Srinagar: With Kashmir witnessing a spate of civilian killings by militants, Jammu and Kashmir Apni Party (JKAP) chief Altaf Bukhari on Thursday said there is a need to ponder whether the ground and human intelligence has failed or the enemy has become sharper and more organised.
Bukhari, a businessman-turned-politician who has been spearheading political activities in Jammu and Kashmir since the abrogation of its special status by the Centre, warned that any further “delay in revival of grassroots democracy will only lead us to mayhem, which we have started witnessing.”
The strong statement from Bukhari came after the killing of three civilians, including prominent chemist Makhan Lal Bindroo, on Tuesday, with The Resistance Front, believed to be a shadow of the banned Lashker-e-Taiba terror group, claiming responsibility for the attack.
“My head hangs in shame. I do not know how to face the family of Bindroo. I do not how to face the vendor (Virender Paswan) or the person killed in Bandipore. This is simply inhuman.
“If you ask me, we need to ponder on this: Has our ground intelligence, human intelligence failed or is the enemy sharper and more organised than us?” Bukhari told PTI here.
His remarks came on a day militants shot dead two government school teachers in Srinagar. The killing of the teachers took the number of civilians killed in the Kashmir Valley in the last five days to seven, including four from the valley’s minority communities.
The JKAP chief also said that the time has come for politicians to step in to revive grassroots democracy in the union territory and warned that any further “delay in revival of grassroots democracy will only lead us to mayhem, which we have started witnessing.”
He said it was a time of grief for everyone in Jammu and Kashmir but “having said so, we have to see how to come out of this situation. I see a lack of communication between a common man and the administration”.
“I think that is our first priority that the channel of communication with common people should be restored, maybe through police or civil administration — all have to keep their eyes and ears open and listen to common man.”
To a question about the party’s assessment of the situation since it was formed in March 2020, Bukhari said, “If you ask me how do I feel…It has been three years since the central rule was imposed, what we had thought or what we had anticipated in terms of development or in terms of corruption being under control or common man being heard, I am sorry to point out that on all these parameters on a scale of 1 to 10, the results are not more than 2. So naturally we are not satisfied to the level what our expectation was.”
He, however, said Prime Minister Narendra Modi and Home Minister Amit Shah would be reviewing everything and “I am sure we will see light at the end of the tunnel.”
While bailing out Lt Governor Manoj Sinha who, he said, is a seasoned politician and is tirelessly working to uplift Jammu and Kashmir, Bukhari noted he would like “to point out that probably people at the helm of affairs in the administration are not aware of intricacies of Jammu and Kashmir”.
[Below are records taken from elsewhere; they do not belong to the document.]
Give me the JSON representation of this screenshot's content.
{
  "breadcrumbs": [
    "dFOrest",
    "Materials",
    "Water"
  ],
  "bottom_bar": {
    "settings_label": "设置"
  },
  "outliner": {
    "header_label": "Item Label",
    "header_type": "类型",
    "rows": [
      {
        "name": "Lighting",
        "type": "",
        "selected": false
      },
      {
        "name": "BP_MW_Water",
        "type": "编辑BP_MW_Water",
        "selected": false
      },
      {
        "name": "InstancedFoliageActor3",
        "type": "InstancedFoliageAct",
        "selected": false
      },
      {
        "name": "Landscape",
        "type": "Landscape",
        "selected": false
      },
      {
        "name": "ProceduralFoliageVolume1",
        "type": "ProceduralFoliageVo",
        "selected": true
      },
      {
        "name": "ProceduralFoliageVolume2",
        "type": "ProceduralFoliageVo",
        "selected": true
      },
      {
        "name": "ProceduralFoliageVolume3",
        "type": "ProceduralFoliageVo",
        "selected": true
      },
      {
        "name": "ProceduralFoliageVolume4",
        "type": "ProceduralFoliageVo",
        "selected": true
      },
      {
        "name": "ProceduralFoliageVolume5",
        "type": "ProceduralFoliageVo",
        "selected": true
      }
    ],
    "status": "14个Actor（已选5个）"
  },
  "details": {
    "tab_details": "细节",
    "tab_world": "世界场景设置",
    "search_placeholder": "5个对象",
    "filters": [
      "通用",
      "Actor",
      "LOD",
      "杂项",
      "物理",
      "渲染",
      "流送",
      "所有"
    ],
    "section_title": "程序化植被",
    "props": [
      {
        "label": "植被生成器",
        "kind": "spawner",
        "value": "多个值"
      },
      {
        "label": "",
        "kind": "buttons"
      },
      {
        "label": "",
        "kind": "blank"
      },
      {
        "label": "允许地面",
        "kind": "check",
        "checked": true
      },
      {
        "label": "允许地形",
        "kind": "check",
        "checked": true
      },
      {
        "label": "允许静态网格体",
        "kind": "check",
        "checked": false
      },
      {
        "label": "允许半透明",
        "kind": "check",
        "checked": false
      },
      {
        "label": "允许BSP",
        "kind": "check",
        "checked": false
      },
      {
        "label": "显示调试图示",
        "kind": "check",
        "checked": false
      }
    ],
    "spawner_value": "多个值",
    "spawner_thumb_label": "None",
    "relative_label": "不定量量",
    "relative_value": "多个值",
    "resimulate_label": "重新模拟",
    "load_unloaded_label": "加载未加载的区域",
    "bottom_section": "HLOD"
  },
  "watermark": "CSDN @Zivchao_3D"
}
“Had Jammu and Kashmir been any other state of the country, probably their experience and administrative acumen would have been sufficient to change things on the ground. Unfortunately, Jammu and Kashmir has its own historical, geographical and political identity which only people who have had insight into the minds and psyche of the people can handle better.”
He said tough times are ahead but he has been advising his leaders and workers to take more responsibility and become a link between communities, regions and sects who reside here.
“The enemy within us will have to be exposed and contained irrespective who he or she is. If there are black sheep within us, they will have to be exposed or within the administration or the security forces, they need to be weeded out so that common man reposes faith in the system of this country.
“I will be honest my workers feel suffocated, my leaders feel suffocated because they are not allowed free movement…but if political workers are not allowed to work for people, the whole gamut of democracy looks a farce,” he said, adding that “it seems there are forces inimical to peace within the administration also who are becoming roadblocks in free flow of communications between a common man and our workers.”
Bukhari said the killing of Bindroo was a setback to efforts to convince Kashmiri Pandits to return to their homes and start life with all.
“I pose a serious question to myself, how can I convince a Kashmiri Pandit, living in Jagti (migrants camp) to come back to Srinagar when we could not save Mr Bindroo, who did more human service then anyone of us living in Srinagar,” Bukhari said.